Task statement — All of the data below is to be printed again exactly.

Data for this task —
*****

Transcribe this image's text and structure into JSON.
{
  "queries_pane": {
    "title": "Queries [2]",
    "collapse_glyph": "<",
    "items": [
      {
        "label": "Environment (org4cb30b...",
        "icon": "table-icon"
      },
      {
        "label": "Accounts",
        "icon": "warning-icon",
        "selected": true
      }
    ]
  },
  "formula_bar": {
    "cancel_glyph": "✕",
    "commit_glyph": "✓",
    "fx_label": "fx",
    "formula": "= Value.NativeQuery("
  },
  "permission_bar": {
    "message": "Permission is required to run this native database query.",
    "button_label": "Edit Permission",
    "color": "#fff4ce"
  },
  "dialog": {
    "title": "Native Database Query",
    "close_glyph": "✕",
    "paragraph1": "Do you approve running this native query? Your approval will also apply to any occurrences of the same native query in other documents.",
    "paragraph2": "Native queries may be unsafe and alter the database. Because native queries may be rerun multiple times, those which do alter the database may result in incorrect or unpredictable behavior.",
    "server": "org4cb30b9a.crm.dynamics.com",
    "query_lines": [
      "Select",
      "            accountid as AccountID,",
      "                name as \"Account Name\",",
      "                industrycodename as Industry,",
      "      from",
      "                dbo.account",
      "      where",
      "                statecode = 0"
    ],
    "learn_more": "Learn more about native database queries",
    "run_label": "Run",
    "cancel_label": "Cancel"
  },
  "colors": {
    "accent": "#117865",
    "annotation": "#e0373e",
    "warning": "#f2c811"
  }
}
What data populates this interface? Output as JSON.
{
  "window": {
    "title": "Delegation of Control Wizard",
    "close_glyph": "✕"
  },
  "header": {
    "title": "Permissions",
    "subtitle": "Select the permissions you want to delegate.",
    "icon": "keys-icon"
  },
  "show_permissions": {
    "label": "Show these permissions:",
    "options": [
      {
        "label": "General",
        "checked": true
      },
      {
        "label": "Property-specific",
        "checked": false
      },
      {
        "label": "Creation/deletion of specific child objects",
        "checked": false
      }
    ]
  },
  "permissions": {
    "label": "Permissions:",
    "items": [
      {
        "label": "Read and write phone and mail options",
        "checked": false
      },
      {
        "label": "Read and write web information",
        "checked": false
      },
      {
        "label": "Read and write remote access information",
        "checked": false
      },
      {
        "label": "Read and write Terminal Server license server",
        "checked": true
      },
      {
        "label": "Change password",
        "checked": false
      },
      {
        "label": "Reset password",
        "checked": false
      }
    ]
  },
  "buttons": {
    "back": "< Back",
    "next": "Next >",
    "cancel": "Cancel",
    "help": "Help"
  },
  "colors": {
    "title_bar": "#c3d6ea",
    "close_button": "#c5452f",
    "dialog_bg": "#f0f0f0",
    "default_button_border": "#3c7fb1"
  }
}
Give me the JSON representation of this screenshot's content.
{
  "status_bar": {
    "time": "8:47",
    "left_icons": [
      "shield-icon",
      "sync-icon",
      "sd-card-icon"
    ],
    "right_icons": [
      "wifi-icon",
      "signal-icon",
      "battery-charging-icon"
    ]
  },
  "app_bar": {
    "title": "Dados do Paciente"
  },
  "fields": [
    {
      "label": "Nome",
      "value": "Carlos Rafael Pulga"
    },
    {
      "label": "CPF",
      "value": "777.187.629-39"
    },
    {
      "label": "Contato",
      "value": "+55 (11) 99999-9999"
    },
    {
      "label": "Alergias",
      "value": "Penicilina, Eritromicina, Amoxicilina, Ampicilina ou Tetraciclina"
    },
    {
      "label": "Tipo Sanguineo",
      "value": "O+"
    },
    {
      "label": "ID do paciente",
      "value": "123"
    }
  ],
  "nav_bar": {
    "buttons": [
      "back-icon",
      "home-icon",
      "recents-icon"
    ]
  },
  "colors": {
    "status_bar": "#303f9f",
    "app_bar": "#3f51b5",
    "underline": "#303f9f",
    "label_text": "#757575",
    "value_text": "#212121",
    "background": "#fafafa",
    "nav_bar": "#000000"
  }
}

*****

Answer for this exercise —
Transcribe this image's text and structure into JSON.
{
  "queries_pane": {
    "title": "Queries [2]",
    "collapse_glyph": "<",
    "items": [
      {
        "label": "Environment (org4cb30b...",
        "icon": "table-icon"
      },
      {
        "label": "Accounts",
        "icon": "warning-icon",
        "selected": true
      }
    ]
  },
  "formula_bar": {
    "cancel_glyph": "✕",
    "commit_glyph": "✓",
    "fx_label": "fx",
    "formula": "= Value.NativeQuery("
  },
  "permission_bar": {
    "message": "Permission is required to run this native database query.",
    "button_label": "Edit Permission",
    "color": "#fff4ce"
  },
  "dialog": {
    "title": "Native Database Query",
    "close_glyph": "✕",
    "paragraph1": "Do you approve running this native query? Your approval will also apply to any occurrences of the same native query in other documents.",
    "paragraph2": "Native queries may be unsafe and alter the database. Because native queries may be rerun multiple times, those which do alter the database may result in incorrect or unpredictable behavior.",
    "server": "org4cb30b9a.crm.dynamics.com",
    "query_lines": [
      "Select",
      "            accountid as AccountID,",
      "                name as \"Account Name\",",
      "                industrycodename as Industry,",
      "      from",
      "                dbo.account",
      "      where",
      "                statecode = 0"
    ],
    "learn_more": "Learn more about native database queries",
    "run_label": "Run",
    "cancel_label": "Cancel"
  },
  "colors": {
    "accent": "#117865",
    "annotation": "#e0373e",
    "warning": "#f2c811"
  }
}
What data populates this interface? Output as JSON.
{
  "window": {
    "title": "Delegation of Control Wizard",
    "close_glyph": "✕"
  },
  "header": {
    "title": "Permissions",
    "subtitle": "Select the permissions you want to delegate.",
    "icon": "keys-icon"
  },
  "show_permissions": {
    "label": "Show these permissions:",
    "options": [
      {
        "label": "General",
        "checked": true
      },
      {
        "label": "Property-specific",
        "checked": false
      },
      {
        "label": "Creation/deletion of specific child objects",
        "checked": false
      }
    ]
  },
  "permissions": {
    "label": "Permissions:",
    "items": [
      {
        "label": "Read and write phone and mail options",
        "checked": false
      },
      {
        "label": "Read and write web information",
        "checked": false
      },
      {
        "label": "Read and write remote access information",
        "checked": false
      },
      {
        "label": "Read and write Terminal Server license server",
        "checked": true
      },
      {
        "label": "Change password",
        "checked": false
      },
      {
        "label": "Reset password",
        "checked": false
      }
    ]
  },
  "buttons": {
    "back": "< Back",
    "next": "Next >",
    "cancel": "Cancel",
    "help": "Help"
  },
  "colors": {
    "title_bar": "#c3d6ea",
    "close_button": "#c5452f",
    "dialog_bg": "#f0f0f0",
    "default_button_border": "#3c7fb1"
  }
}
Give me the JSON representation of this screenshot's content.
{
  "status_bar": {
    "time": "8:47",
    "left_icons": [
      "shield-icon",
      "sync-icon",
      "sd-card-icon"
    ],
    "right_icons": [
      "wifi-icon",
      "signal-icon",
      "battery-charging-icon"
    ]
  },
  "app_bar": {
    "title": "Dados do Paciente"
  },
  "fields": [
    {
      "label": "Nome",
      "value": "Carlos Rafael Pulga"
    },
    {
      "label": "CPF",
      "value": "777.187.629-39"
    },
    {
      "label": "Contato",
      "value": "+55 (11) 99999-9999"
    },
    {
      "label": "Alergias",
      "value": "Penicilina, Eritromicina, Amoxicilina, Ampicilina ou Tetraciclina"
    },
    {
      "label": "Tipo Sanguineo",
      "value": "O+"
    },
    {
      "label": "ID do paciente",
      "value": "123"
    }
  ],
  "nav_bar": {
    "buttons": [
      "back-icon",
      "home-icon",
      "recents-icon"
    ]
  },
  "colors": {
    "status_bar": "#303f9f",
    "app_bar": "#3f51b5",
    "underline": "#303f9f",
    "label_text": "#757575",
    "value_text": "#212121",
    "background": "#fafafa",
    "nav_bar": "#000000"
  }
}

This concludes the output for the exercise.